As an example, (attached below) is a shell implementation of the built-in dir destination.

Shell destinations report success or failure with their exit code.  If a non-zero exit code is returned (failure), the command is retried with exponential backoff like all other destinations.

To make parsing easier, you may want to add a --command option to the end of the run keyword value.  The command line is processed by the regular Unix shell, so things like $VAR, shell functions, and quoting work fine.

IMPORTANT: to avoid errors on your first backup, use:

               hb dest -c backupdir setid <destname>

           on your shell destination before the first backup.

HB adds a command and arguments to the end of the run command line.  Below are the commands HB sends and the shell destination's responsibilities.


exit 0 if the destination is available.  This is used once per worker during startup.

send pathname filename

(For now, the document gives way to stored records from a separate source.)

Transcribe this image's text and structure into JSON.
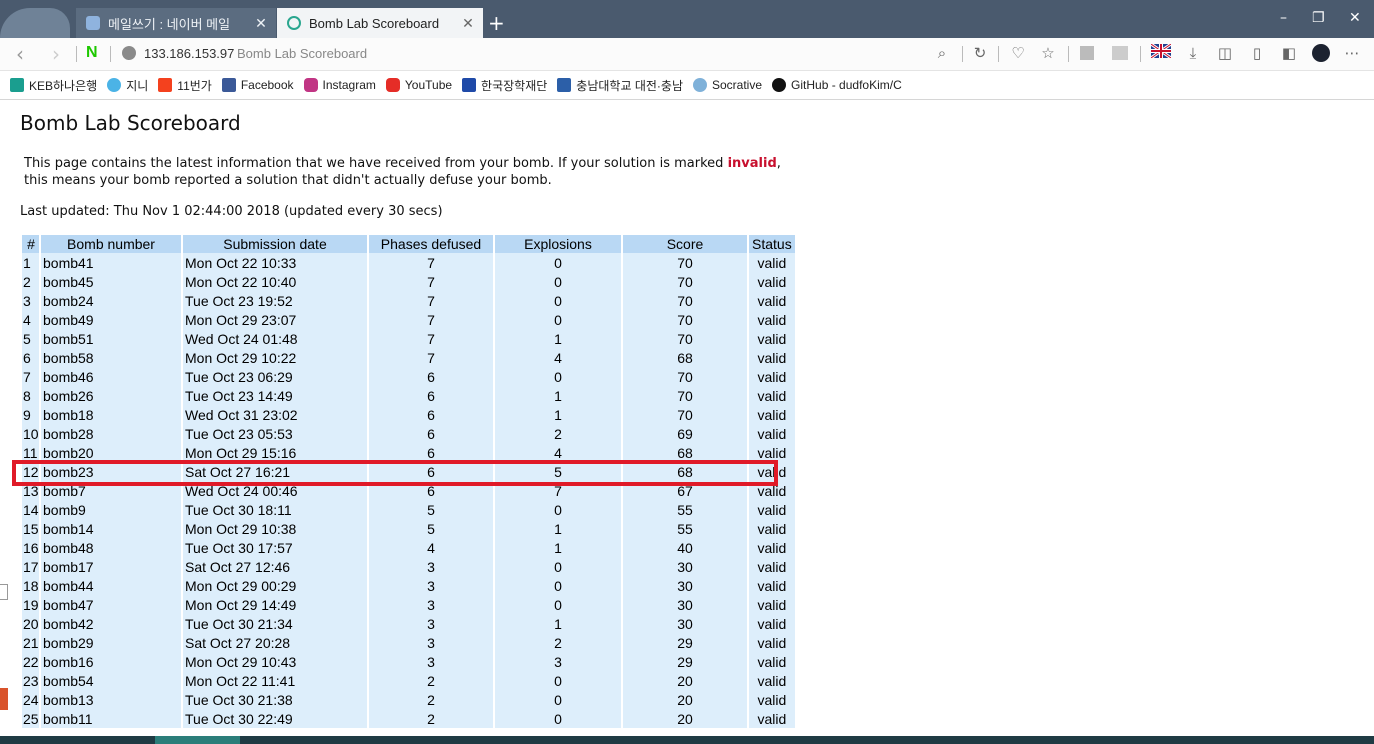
{
  "browser": {
    "tabs": [
      {
        "label": "메일쓰기 : 네이버 메일",
        "active": false,
        "icon": "naver-mail-icon",
        "close": "✕"
      },
      {
        "label": "Bomb Lab Scoreboard",
        "active": true,
        "icon": "globe-tab-icon",
        "close": "✕"
      }
    ],
    "new_tab": "+",
    "window_controls": {
      "minimize": "–",
      "restore": "❐",
      "close": "✕"
    },
    "address": {
      "host": "133.186.153.97",
      "title": "Bomb Lab Scoreboard"
    }
  },
  "bookmarks": [
    {
      "label": "KEB하나은행",
      "icon": "keb-icon",
      "color": "#1a9e8f"
    },
    {
      "label": "지니",
      "icon": "genie-icon",
      "color": "#4bb3e6"
    },
    {
      "label": "11번가",
      "icon": "11st-icon",
      "color": "#f4411e"
    },
    {
      "label": "Facebook",
      "icon": "facebook-icon",
      "color": "#3b5998"
    },
    {
      "label": "Instagram",
      "icon": "instagram-icon",
      "color": "#c13584"
    },
    {
      "label": "YouTube",
      "icon": "youtube-icon",
      "color": "#e52d27"
    },
    {
      "label": "한국장학재단",
      "icon": "kosaf-icon",
      "color": "#1f4aa8"
    },
    {
      "label": "충남대학교 대전·충남",
      "icon": "cnu-icon",
      "color": "#2c5fa8"
    },
    {
      "label": "Socrative",
      "icon": "socrative-icon",
      "color": "#7fb1d9"
    },
    {
      "label": "GitHub - dudfoKim/C",
      "icon": "github-icon",
      "color": "#111111"
    }
  ],
  "page": {
    "title": "Bomb Lab Scoreboard",
    "intro_1": "This page contains the latest information that we have received from your bomb. If your solution is marked ",
    "intro_invalid": "invalid",
    "intro_2": ",",
    "intro_3": "this means your bomb reported a solution that didn't actually defuse your bomb.",
    "last_updated": "Last updated: Thu Nov 1 02:44:00 2018 (updated every 30 secs)"
  },
  "table": {
    "headers": [
      "#",
      "Bomb number",
      "Submission date",
      "Phases defused",
      "Explosions",
      "Score",
      "Status"
    ],
    "rows": [
      [
        "1",
        "bomb41",
        "Mon Oct 22 10:33",
        "7",
        "0",
        "70",
        "valid"
      ],
      [
        "2",
        "bomb45",
        "Mon Oct 22 10:40",
        "7",
        "0",
        "70",
        "valid"
      ],
      [
        "3",
        "bomb24",
        "Tue Oct 23 19:52",
        "7",
        "0",
        "70",
        "valid"
      ],
      [
        "4",
        "bomb49",
        "Mon Oct 29 23:07",
        "7",
        "0",
        "70",
        "valid"
      ],
      [
        "5",
        "bomb51",
        "Wed Oct 24 01:48",
        "7",
        "1",
        "70",
        "valid"
      ],
      [
        "6",
        "bomb58",
        "Mon Oct 29 10:22",
        "7",
        "4",
        "68",
        "valid"
      ],
      [
        "7",
        "bomb46",
        "Tue Oct 23 06:29",
        "6",
        "0",
        "70",
        "valid"
      ],
      [
        "8",
        "bomb26",
        "Tue Oct 23 14:49",
        "6",
        "1",
        "70",
        "valid"
      ],
      [
        "9",
        "bomb18",
        "Wed Oct 31 23:02",
        "6",
        "1",
        "70",
        "valid"
      ],
      [
        "10",
        "bomb28",
        "Tue Oct 23 05:53",
        "6",
        "2",
        "69",
        "valid"
      ],
      [
        "11",
        "bomb20",
        "Mon Oct 29 15:16",
        "6",
        "4",
        "68",
        "valid"
      ],
      [
        "12",
        "bomb23",
        "Sat Oct 27 16:21",
        "6",
        "5",
        "68",
        "valid"
      ],
      [
        "13",
        "bomb7",
        "Wed Oct 24 00:46",
        "6",
        "7",
        "67",
        "valid"
      ],
      [
        "14",
        "bomb9",
        "Tue Oct 30 18:11",
        "5",
        "0",
        "55",
        "valid"
      ],
      [
        "15",
        "bomb14",
        "Mon Oct 29 10:38",
        "5",
        "1",
        "55",
        "valid"
      ],
      [
        "16",
        "bomb48",
        "Tue Oct 30 17:57",
        "4",
        "1",
        "40",
        "valid"
      ],
      [
        "17",
        "bomb17",
        "Sat Oct 27 12:46",
        "3",
        "0",
        "30",
        "valid"
      ],
      [
        "18",
        "bomb44",
        "Mon Oct 29 00:29",
        "3",
        "0",
        "30",
        "valid"
      ],
      [
        "19",
        "bomb47",
        "Mon Oct 29 14:49",
        "3",
        "0",
        "30",
        "valid"
      ],
      [
        "20",
        "bomb42",
        "Tue Oct 30 21:34",
        "3",
        "1",
        "30",
        "valid"
      ],
      [
        "21",
        "bomb29",
        "Sat Oct 27 20:28",
        "3",
        "2",
        "29",
        "valid"
      ],
      [
        "22",
        "bomb16",
        "Mon Oct 29 10:43",
        "3",
        "3",
        "29",
        "valid"
      ],
      [
        "23",
        "bomb54",
        "Mon Oct 22 11:41",
        "2",
        "0",
        "20",
        "valid"
      ],
      [
        "24",
        "bomb13",
        "Tue Oct 30 21:38",
        "2",
        "0",
        "20",
        "valid"
      ],
      [
        "25",
        "bomb11",
        "Tue Oct 30 22:49",
        "2",
        "0",
        "20",
        "valid"
      ]
    ],
    "highlighted_row": "12",
    "highlight_color": "#e01a28"
  },
  "colors": {
    "tabbar": "#4a5a6e",
    "header_bg": "#b9d8f4",
    "cell_bg": "#ddeefb",
    "invalid": "#c8102e"
  }
}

send the local file pathname to the remote destination and store it as filename.  The file may already exist on the remote, and HB expects send to overwrite the existing file.  This happens for example with DESTID and dest.db.  The file size may stay the same (always with DESTID), so don't use file size as an indication of whether to copy a file; the file should be unconditionally copied.

Some protocols like rsync automatically prevent partial files on the remote by copying first into a temp file then renaming the temp file to the real filename.  If your remote protocol doesn't do this automatically (ftp doesn't for example), it's a good idea to send the file as filename.tmp, then rename filename.tmp to filename, overwriting filename if it already exists.  If the remote cannot rename over an existing file, you can send as filename.tmp, delete filename, then rename filename.tmp to filename.  This runs the slight risk of a failure after the delete, which would have to be corrected manually by renaming filename.tmp to filename on the remote, or will be corrected automatically on the next backup by resending the file.

get pathname filename

fetch the remote file filename and store it in the local file pathnamePathname will not exist on the first get attempt, but may exists on a retry.  This can be used to do a restart, or pathname can be deleted or completely overwritten to start over.

rm filename

remove the remote file filename.  If it doesn't exist, no error should occur.  If the send command creates filename.tmp then renames it, both filename and filename.tmp should be removed on the remote.


NOTE: the run command below is a single line

destname mydest

type shell

run python /home/jim/ --host --port 81 --cred /home/jim/iface.cred --destname mydest

Jim Wilcoxson,
Aug 23, 2017, 4:52 AM